The man who punched a San Diego Police Department officer in the face during an altercation was sentenced to prison Friday.
A jury convicted Frederick Jefferson, 39, in early August of one count of assault with force likely to produce great bodily injury and two counts of resisting an executive officer. Jefferson learned on Friday he'll be spending the next seven years of his life in prison.
The dramatic altercation was recorded by another officer’s body-worn camera.
The video shows officers confronting Jefferson as he walks down the middle of Logan Avenue, about a block away from a tense protest underway at Chicano Park.
The video was paused and restarted by attorneys when it was played in open court. We have pieced together several segments of the video so that it plays in real time
Officers instructed Jefferson to get on the sidewalk, and when he refused they warned him that he could be ticketed.
Next, one of the officers reached out to grab Jefferson, and that was when the physical confrontation started.
Jefferson's shirt was ripped as he threw several punches, but missed. At that point, Officer Matthew Ruggiero used his baton to strike at Jefferson who then connected with a punch to Ruggiero’s face.

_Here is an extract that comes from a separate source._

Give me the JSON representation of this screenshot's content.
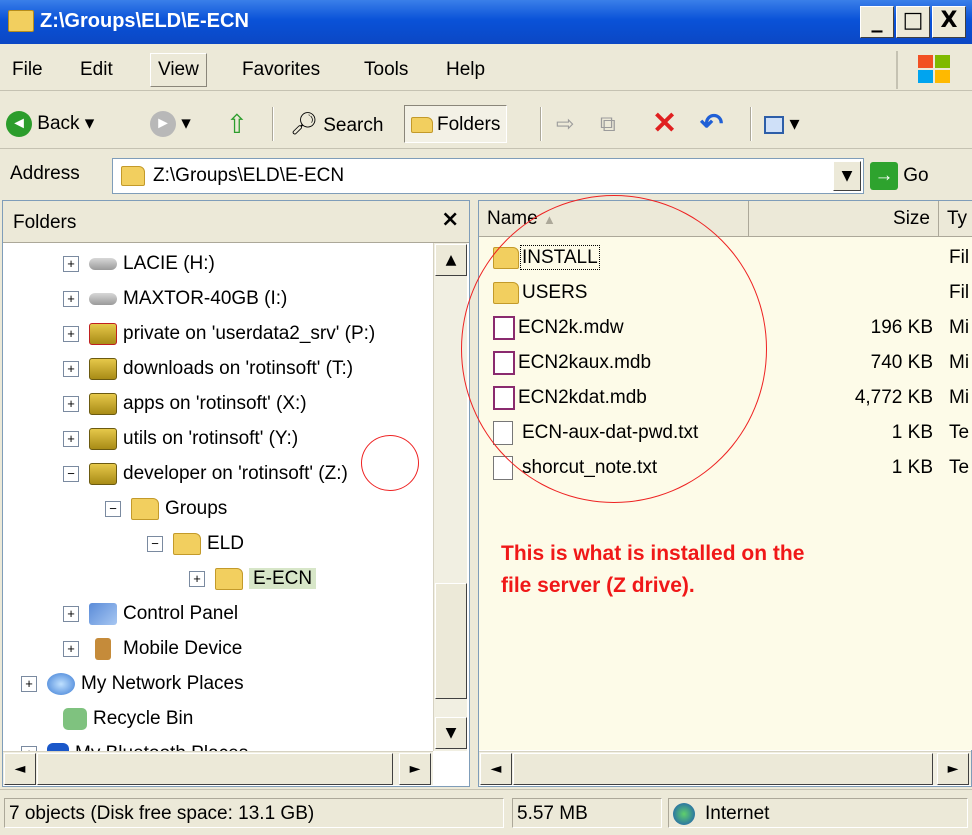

With the help at least four more officers, Ruggiero was able to wrestle Jefferson to the ground. In the closing seconds of the video, blood spatter can be seen pooling on the concrete near Jefferson’s head, but SDPD said the blood belonged to Ruggiero.
Ruggiero suffered a broken nose, jaw and other facial fractures, according to the department.
At a preliminary hearing in April, Jefferson showed no reaction when the video was played. His public defense attorney argued that Jefferson was only reacting to the officers' attempt to grab him.
The officer whose body cam video was shown in court, said he was concerned because Jefferson was wearing clothing that matched colors worn by one of the nearby protest groups known to be violent.
"He had not been patted down, he hadn't been checked for weapons, we had previously found weapons on other members attending the protest. So my safety and officer Ruggiero's safety was the primary concern at this point,” the officer said.
Officer Ruggiero told the judge Friday that while his physical damage is healed, the emotional wounds remain.
"My 7-year-old girl doesn't need to know the ugly side of police work," he said. "But my daughter does now because Frederick Jefferson forced it upon her. Her eyes well up with tears when I leave for work when they did not before and a therapist is helping her work through the trauma she's experienced."
Ruggiero has since returned to work.
Jefferson was allowed the opportunity to address the court and asked the judge if he could read verses from the bible.
"You've read me some passages which I think you'rere still struggling to understand on your part," the judge told Jefferson after. "It is one thing to read it. It's another to live by it."